The GSA recently released preliminary results of tests they ran on12 technologies related to sustainable buildings. This initiative is part of the Green Proving Ground program, which “aims to drive innovation in environmental performance in federal buildings and help lead market transformation through deployment of new technologies.”
Ultimately, the program should lower power, technology and maintenance costs for federal real estate, and uncover significant cost-savings for the government, which owns more than 900,000 buildings. The technologies are broken into five categories, which are listed below.
The envelope, or outer seal, of a building is one of the largest costs a landlord can incur. Heated and cooled air that leaks from a building is a huge temperature-regulation cost.
Controlling the temperature of a building and the water inside creates a lot of wasted energy and money. The technologies below, along with envelope-sealing the building, aim to optimize energy consumption.
Improvements in lighting not only make it easier for employees to work but also can save huge amounts of money. Modern lighting systems are more efficient, and they provide better light quality.
Alternate methods of generating power could make some government-owned buildings self-reliant in meeting electricity needs. Solar power and other unconventional methods are seeing positive results.
Water is constantly entering and exiting commercial buildings. It’s also being cooled, heated and chemically treated. There are a number of ways to make this process more efficient, including a modern-day irrigation system.

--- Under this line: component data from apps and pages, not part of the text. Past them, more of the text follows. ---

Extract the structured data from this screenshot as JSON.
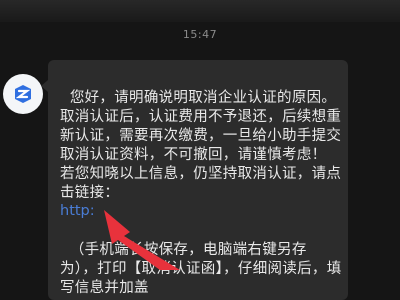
{
  "status_bar": {
    "time": "15:47"
  },
  "sender": {
    "avatar_icon": "assistant-logo-icon"
  },
  "message": {
    "body": "您好，请明确说明取消企业认证的原因。取消认证后，认证费用不予退还，后续想重新认证，需要再次缴费，一旦给小助手提交取消认证资料，不可撤回，请谨慎考虑！\n若您知晓以上信息，仍坚持取消认证，请点击链接：",
    "link_text": "http:",
    "after_link": "（手机端长按保存，电脑端右键另存为），打印【取消认证函】，仔细阅读后，填写信息并加盖"
  },
  "colors": {
    "background": "#151515",
    "bubble": "#2c2c2c",
    "link": "#4a7dd6",
    "arrow": "#e8323c"
  }
}
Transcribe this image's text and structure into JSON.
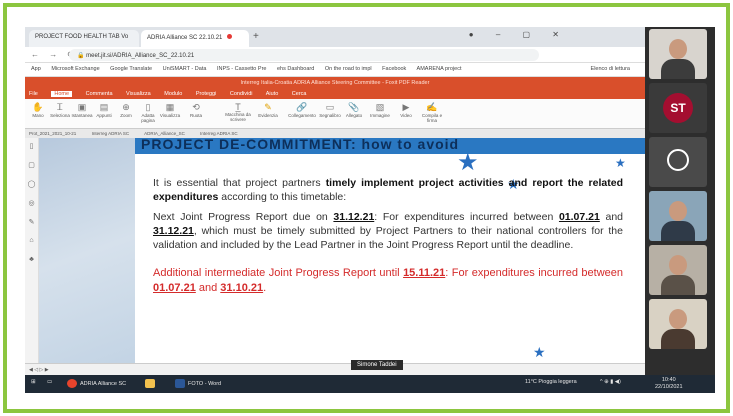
{
  "browser": {
    "tabs": [
      {
        "label": "PROJECT FOOD HEALTH TAB Vo",
        "active": false
      },
      {
        "label": "ADRIA Alliance SC 22.10.21",
        "active": true
      }
    ],
    "url": "meet.jit.si/ADRIA_Alliance_SC_22.10.21",
    "bookmarks": [
      "App",
      "Microsoft Exchange",
      "Google Translate",
      "UniSMART - Data",
      "INPS - Cassetto Pre",
      "ehs Dashboard",
      "On the road to impl",
      "Facebook",
      "AMARENA project",
      "Elenco di lettura"
    ]
  },
  "pdf_app": {
    "title": "Interreg Italia-Croatia ADRIA Alliance Steering Committee - Foxit PDF Reader",
    "ribbon_tabs": [
      "File",
      "Home",
      "Commenta",
      "Visualizza",
      "Modulo",
      "Proteggi",
      "Condividi",
      "Aiuto",
      "Cerca"
    ],
    "selected_ribbon_tab": "Home",
    "ribbon_buttons": [
      "Mano",
      "Seleziona",
      "Istantanea",
      "Appunti",
      "Zoom",
      "Adatta pagina",
      "Visualizza",
      "Ruota",
      "Macchina da scrivere",
      "Evidenzia",
      "Collegamento",
      "Segnalibro",
      "Allegato",
      "Immagine",
      "Video",
      "Compila e firma"
    ],
    "doc_tabs": [
      "Prot_2021_2021_10-21",
      "Interreg ADRIA SC",
      "ADRIA_Alliance_SC",
      "Interreg ADRIA SC"
    ],
    "side_tool_icons": [
      "bookmark-icon",
      "pages-icon",
      "comment-icon",
      "layers-icon",
      "attachment-icon",
      "signature-icon",
      "security-icon"
    ]
  },
  "slide": {
    "heading": "PROJECT DE-COMMITMENT: how to avoid",
    "intro_pre": "It is essential that project partners ",
    "intro_bold": "timely implement project activities and report the related expenditures",
    "intro_post": " according to this timetable:",
    "next_pre": "Next Joint Progress Report due on ",
    "next_date": "31.12.21",
    "next_mid1": ": For expenditures incurred between ",
    "next_from": "01.07.21",
    "next_mid2": " and ",
    "next_to": "31.12.21",
    "next_post": ", which must be timely submitted by Project Partners to their national controllers for the validation and included by the Lead Partner in the Joint Progress Report until the deadline.",
    "add_pre": "Additional intermediate Joint Progress Report until ",
    "add_date": "15.11.21",
    "add_mid1": ": For expenditures incurred between ",
    "add_from": "01.07.21",
    "add_mid2": " and ",
    "add_to": "31.10.21",
    "add_post": "."
  },
  "meeting": {
    "speaker_name": "Simone Taddei",
    "participant_initials": "ST"
  },
  "taskbar": {
    "items": [
      "ADRIA Alliance SC",
      "Esplora file",
      "FOTO - Word"
    ],
    "weather": "11°C Pioggia leggera",
    "time": "10:40",
    "date": "22/10/2021"
  },
  "colors": {
    "frame_border": "#8cc63f",
    "heading_band": "#2a78c2",
    "red_text": "#d42b2b",
    "app_accent": "#d94f2b"
  }
}
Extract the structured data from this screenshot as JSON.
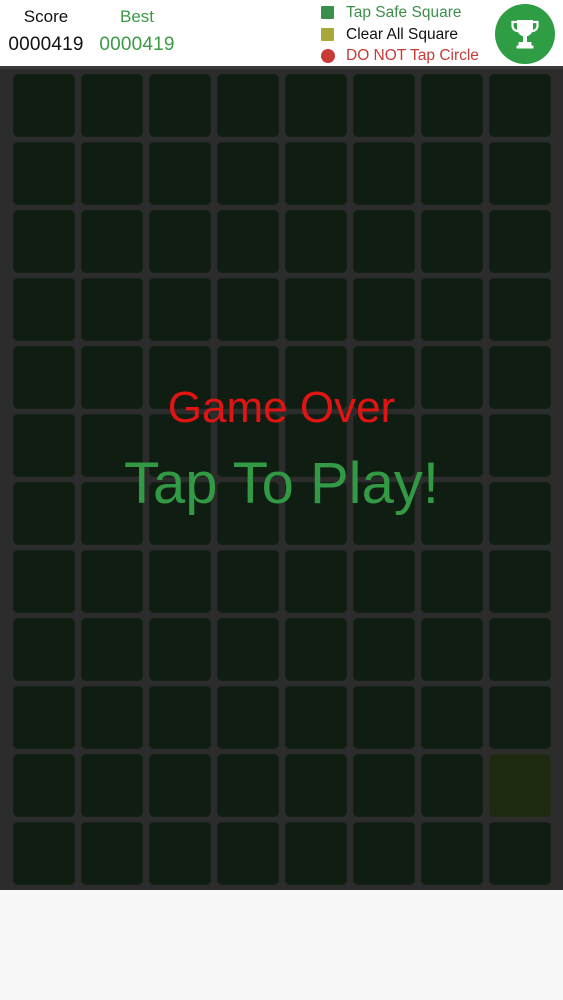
{
  "header": {
    "score_label": "Score",
    "score_value": "0000419",
    "best_label": "Best",
    "best_value": "0000419"
  },
  "legend": [
    {
      "label": "Tap Safe Square",
      "shape": "square",
      "color": "#3c8f4a",
      "text_color": "#3c8f4a"
    },
    {
      "label": "Clear All Square",
      "shape": "square",
      "color": "#a8a83a",
      "text_color": "#111111"
    },
    {
      "label": "DO NOT Tap Circle",
      "shape": "circle",
      "color": "#c83a36",
      "text_color": "#c83a36"
    }
  ],
  "trophy": {
    "icon": "trophy-icon",
    "bg_color": "#2f9d44"
  },
  "board": {
    "rows": 12,
    "columns": 8,
    "cell_color": "#0f1d12",
    "highlight_cell": {
      "row": 11,
      "col": 8,
      "color": "#1e2a10"
    }
  },
  "overlay": {
    "game_over": "Game Over",
    "tap_to_play": "Tap To Play!",
    "game_over_color": "#e11414",
    "tap_to_play_color": "#329944"
  }
}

- Nonchemical Prevention of Hard Water Scale
- Wireless Moisture Sensing Irrigation System
- Wireless Weather Station Irrigation Control